Seven in 10 people over the age of 50 have some degree of memory loss and more than half have a friend or family member whose memory is failing.
The research, commissioned by nutritional supplement brand Equazen, also found that almost three-quarters (72 per cent) of those aged over 50 worried about their memory and cognitive health and most feared losing their faculties more than their health.
“Research suggests we are instinctively aware of this early-onset of memory problems. Almost three out of four (73 per cent) of those questioned said they worried about their recall and cognitive health, with one in eight (13 per cent) admitting it was often a concern,” explains Dr Emma Derbyshire, public health nutritionist and Equazen advisor. “Two out of five (40 per cent) are taking steps to try to maintain their cognition, with the most popular strategies being crosswords and puzzles (76 per cent), a healthy diet (75 per cent) and regular exercise (57 per cent).”
However, only one in 10 said they took supplements claiming to aid brain function, despite evidence that omega-3 can help stall memory loss. One randomised control trial of 485 healthy adults aged 55 or older found that those who took 900mg a day of the omega-3 DHA significantly improved immediate and delayed verbal recognition memory scores after 24 weeks.

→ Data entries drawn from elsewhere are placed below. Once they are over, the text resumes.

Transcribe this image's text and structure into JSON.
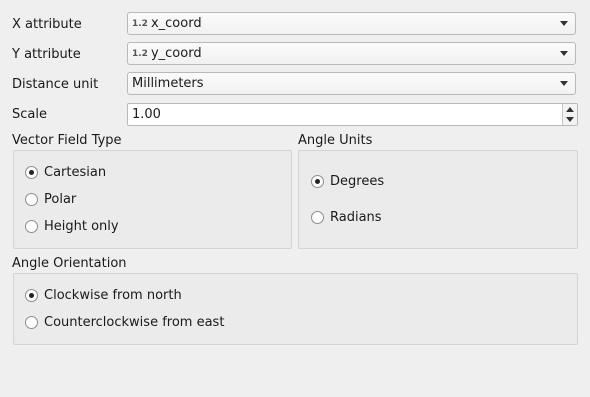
{
  "fields": {
    "x_attribute": {
      "label": "X attribute",
      "type_badge": "1.2",
      "value": "x_coord"
    },
    "y_attribute": {
      "label": "Y attribute",
      "type_badge": "1.2",
      "value": "y_coord"
    },
    "distance_unit": {
      "label": "Distance unit",
      "value": "Millimeters"
    },
    "scale": {
      "label": "Scale",
      "value": "1.00"
    }
  },
  "vector_field_type": {
    "title": "Vector Field Type",
    "options": [
      "Cartesian",
      "Polar",
      "Height only"
    ],
    "selected": "Cartesian"
  },
  "angle_units": {
    "title": "Angle Units",
    "options": [
      "Degrees",
      "Radians"
    ],
    "selected": "Degrees"
  },
  "angle_orientation": {
    "title": "Angle Orientation",
    "options": [
      "Clockwise from north",
      "Counterclockwise from east"
    ],
    "selected": "Clockwise from north"
  },
  "icons": {
    "dropdown": "chevron-down-icon",
    "spin_up": "spin-up-icon",
    "spin_down": "spin-down-icon"
  }
}
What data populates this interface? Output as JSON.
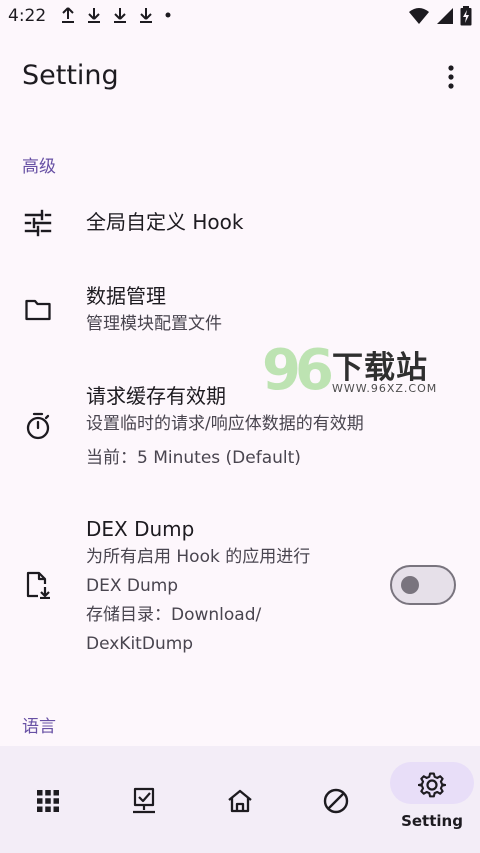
{
  "status_bar": {
    "time": "4:22",
    "left_icons": [
      "upload-icon",
      "download-icon",
      "download-icon",
      "download-icon",
      "dot-icon"
    ],
    "right_icons": [
      "wifi-icon",
      "signal-icon",
      "battery-icon"
    ]
  },
  "app_bar": {
    "title": "Setting",
    "menu_icon": "more-vert-icon"
  },
  "sections": {
    "advanced": {
      "header": "高级"
    },
    "language": {
      "header": "语言"
    }
  },
  "items": {
    "global_hook": {
      "title": "全局自定义 Hook",
      "icon": "tune-icon"
    },
    "data_manage": {
      "title": "数据管理",
      "subtitle": "管理模块配置文件",
      "icon": "folder-icon"
    },
    "cache": {
      "title": "请求缓存有效期",
      "subtitle": "设置临时的请求/响应体数据的有效期",
      "current": "当前：5 Minutes (Default)",
      "icon": "timer-icon"
    },
    "dex_dump": {
      "title": "DEX Dump",
      "subtitle_line1": "为所有启用 Hook 的应用进行",
      "subtitle_line2": "DEX Dump",
      "storage_line1": "存储目录：Download/",
      "storage_line2": "DexKitDump",
      "icon": "file-download-icon",
      "enabled": false
    }
  },
  "watermark": {
    "digits": "96",
    "title": "下载站",
    "url": "WWW.96XZ.COM"
  },
  "bottom_nav": {
    "items": [
      {
        "icon": "apps-grid-icon",
        "label": ""
      },
      {
        "icon": "desktop-check-icon",
        "label": ""
      },
      {
        "icon": "home-icon",
        "label": ""
      },
      {
        "icon": "block-icon",
        "label": ""
      },
      {
        "icon": "settings-gear-icon",
        "label": "Setting"
      }
    ],
    "selected_index": 4
  },
  "colors": {
    "background": "#fdf7fc",
    "accent": "#6750a4",
    "nav_bg": "#f3edf7",
    "nav_pill": "#e8def8"
  }
}
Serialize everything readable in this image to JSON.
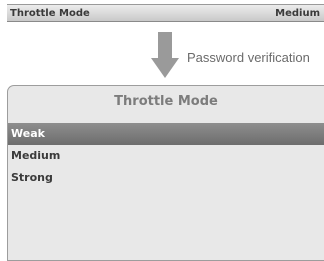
{
  "top_bar": {
    "label": "Throttle Mode",
    "value": "Medium"
  },
  "transition": {
    "caption": "Password verification",
    "icon": "arrow-down-icon"
  },
  "screen": {
    "title": "Throttle Mode",
    "options": [
      {
        "label": "Weak",
        "selected": true
      },
      {
        "label": "Medium",
        "selected": false
      },
      {
        "label": "Strong",
        "selected": false
      }
    ]
  },
  "colors": {
    "selection": "#7a7a7a",
    "screen_bg": "#e8e8e8"
  }
}
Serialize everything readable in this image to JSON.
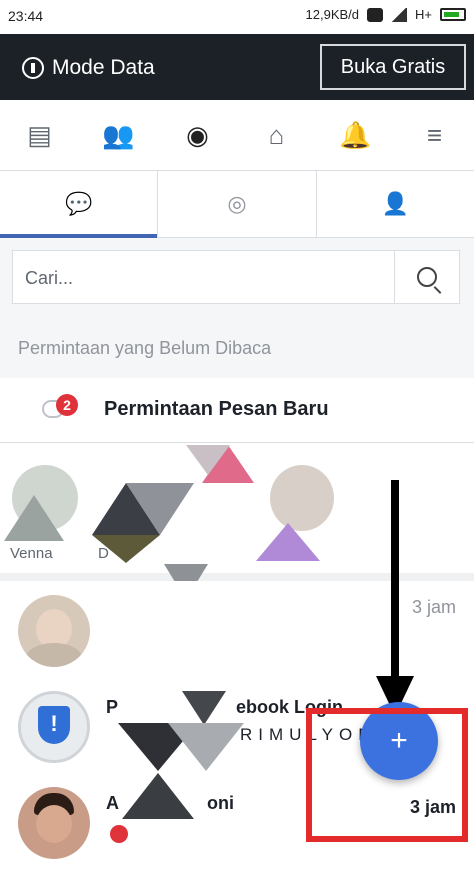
{
  "status_bar": {
    "time": "23:44",
    "speed": "12,9KB/d",
    "network": "H+"
  },
  "data_bar": {
    "mode_label": "Mode Data",
    "free_button": "Buka Gratis"
  },
  "nav": {
    "items": [
      {
        "name": "newsfeed",
        "glyph": "▤"
      },
      {
        "name": "friends",
        "glyph": "👥"
      },
      {
        "name": "messenger",
        "glyph": "◉"
      },
      {
        "name": "marketplace",
        "glyph": "⌂"
      },
      {
        "name": "notifications",
        "glyph": "🔔"
      },
      {
        "name": "menu",
        "glyph": "≡"
      }
    ]
  },
  "tabs": [
    {
      "name": "chats",
      "glyph": "💬"
    },
    {
      "name": "groups",
      "glyph": "◎"
    },
    {
      "name": "contacts",
      "glyph": "👤"
    }
  ],
  "search": {
    "placeholder": "Cari..."
  },
  "section": {
    "unread_requests_header": "Permintaan yang Belum Dibaca"
  },
  "requests": {
    "label": "Permintaan Pesan Baru",
    "badge": "2"
  },
  "active": {
    "names": [
      "Venna",
      "D"
    ]
  },
  "chats": [
    {
      "name": "",
      "snippet": "",
      "time": "3 jam"
    },
    {
      "name": "P",
      "snippet": "RIMULYON",
      "time": ""
    },
    {
      "name": "A",
      "snippet": "",
      "time": "3 jam"
    }
  ],
  "chat_name_fragments": {
    "row2_name_tail": "ebook Login",
    "row3_name_tail": "oni"
  },
  "fab": {
    "label": "+"
  },
  "colors": {
    "accent": "#4267b2",
    "fab": "#3b72e0",
    "highlight": "#e32b2b",
    "badge": "#e0323a"
  }
}
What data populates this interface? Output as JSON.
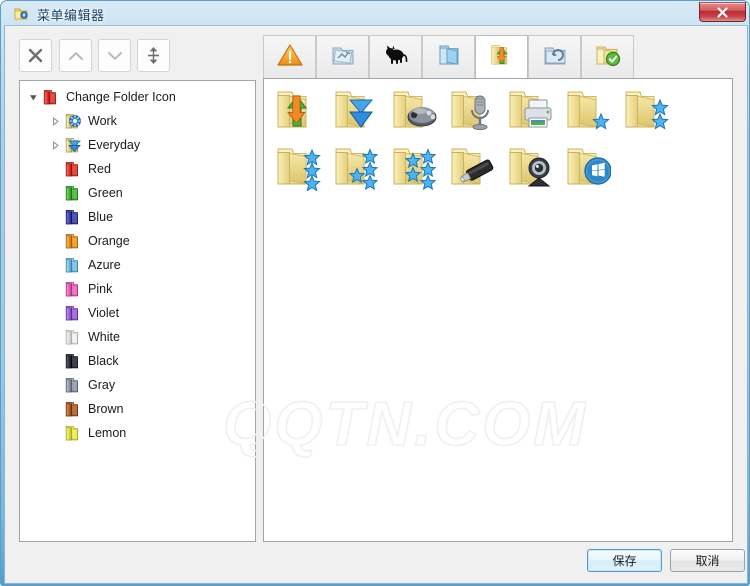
{
  "window": {
    "title": "菜单编辑器",
    "title_icon": "app-folder-icon",
    "close_label": "X",
    "accent_color": "#9ccbe6",
    "frame_color": "#5b9ec9"
  },
  "toolbar": {
    "buttons": [
      {
        "name": "delete-button",
        "icon": "close-x-icon",
        "enabled": true
      },
      {
        "name": "move-up-button",
        "icon": "chevron-up-icon",
        "enabled": false
      },
      {
        "name": "move-down-button",
        "icon": "chevron-down-icon",
        "enabled": false
      },
      {
        "name": "separator-button",
        "icon": "updown-arrows-icon",
        "enabled": true
      }
    ]
  },
  "tree": {
    "items": [
      {
        "label": "Change Folder Icon",
        "depth": 0,
        "expander": "expanded",
        "icon": "folder-red-icon",
        "color": "#e1493d"
      },
      {
        "label": "Work",
        "depth": 1,
        "expander": "collapsed",
        "icon": "folder-gear-icon",
        "color": "#f5dd93"
      },
      {
        "label": "Everyday",
        "depth": 1,
        "expander": "collapsed",
        "icon": "folder-download-icon",
        "color": "#f5dd93"
      },
      {
        "label": "Red",
        "depth": 1,
        "expander": "none",
        "icon": "folder-icon",
        "color": "#e1493d"
      },
      {
        "label": "Green",
        "depth": 1,
        "expander": "none",
        "icon": "folder-icon",
        "color": "#5aba4a"
      },
      {
        "label": "Blue",
        "depth": 1,
        "expander": "none",
        "icon": "folder-icon",
        "color": "#4a54b0"
      },
      {
        "label": "Orange",
        "depth": 1,
        "expander": "none",
        "icon": "folder-icon",
        "color": "#f0a030"
      },
      {
        "label": "Azure",
        "depth": 1,
        "expander": "none",
        "icon": "folder-icon",
        "color": "#7fc4ea"
      },
      {
        "label": "Pink",
        "depth": 1,
        "expander": "none",
        "icon": "folder-icon",
        "color": "#ef72c0"
      },
      {
        "label": "Violet",
        "depth": 1,
        "expander": "none",
        "icon": "folder-icon",
        "color": "#a070d8"
      },
      {
        "label": "White",
        "depth": 1,
        "expander": "none",
        "icon": "folder-icon",
        "color": "#f2f2f2"
      },
      {
        "label": "Black",
        "depth": 1,
        "expander": "none",
        "icon": "folder-icon",
        "color": "#3a3f47"
      },
      {
        "label": "Gray",
        "depth": 1,
        "expander": "none",
        "icon": "folder-icon",
        "color": "#9aa0ad"
      },
      {
        "label": "Brown",
        "depth": 1,
        "expander": "none",
        "icon": "folder-icon",
        "color": "#b5703a"
      },
      {
        "label": "Lemon",
        "depth": 1,
        "expander": "none",
        "icon": "folder-icon",
        "color": "#eeee60"
      }
    ]
  },
  "tabs": {
    "selected_index": 4,
    "items": [
      {
        "name": "tab-warning",
        "icon": "warning-triangle-icon"
      },
      {
        "name": "tab-blue-folder",
        "icon": "folder-blue-scribble-icon"
      },
      {
        "name": "tab-animal",
        "icon": "black-cat-icon"
      },
      {
        "name": "tab-lightblue",
        "icon": "folder-lightblue-icon"
      },
      {
        "name": "tab-transfer",
        "icon": "folder-transfer-icon"
      },
      {
        "name": "tab-undo",
        "icon": "folder-undo-icon"
      },
      {
        "name": "tab-check",
        "icon": "folder-check-icon"
      }
    ]
  },
  "icon_grid": {
    "columns": 7,
    "items": [
      {
        "name": "folder-transfer-icon",
        "badge": "updown-arrows"
      },
      {
        "name": "folder-download-icon",
        "badge": "blue-double-down"
      },
      {
        "name": "folder-games-icon",
        "badge": "gamepad"
      },
      {
        "name": "folder-audio-icon",
        "badge": "microphone"
      },
      {
        "name": "folder-printer-icon",
        "badge": "printer"
      },
      {
        "name": "folder-star1-icon",
        "badge": "one-star"
      },
      {
        "name": "folder-star2-icon",
        "badge": "two-stars"
      },
      {
        "name": "folder-star3-icon",
        "badge": "three-stars"
      },
      {
        "name": "folder-star4-icon",
        "badge": "four-stars"
      },
      {
        "name": "folder-star5-icon",
        "badge": "five-stars"
      },
      {
        "name": "folder-usb-icon",
        "badge": "usb-drive"
      },
      {
        "name": "folder-webcam-icon",
        "badge": "webcam"
      },
      {
        "name": "folder-windows-icon",
        "badge": "windows-logo"
      }
    ]
  },
  "footer": {
    "save_label": "保存",
    "cancel_label": "取消"
  },
  "watermark": {
    "text": "QQTN.COM"
  }
}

Another found that taking 3g of omega-3 fish oil daily for five weeks led to significant improvements in working memory.
Almost nine out of 10 (89 per cent) of participants knew that oily fish is a good source of omega-3, while only a third (34 per cent) were confident they got enough omega-3 from their diet.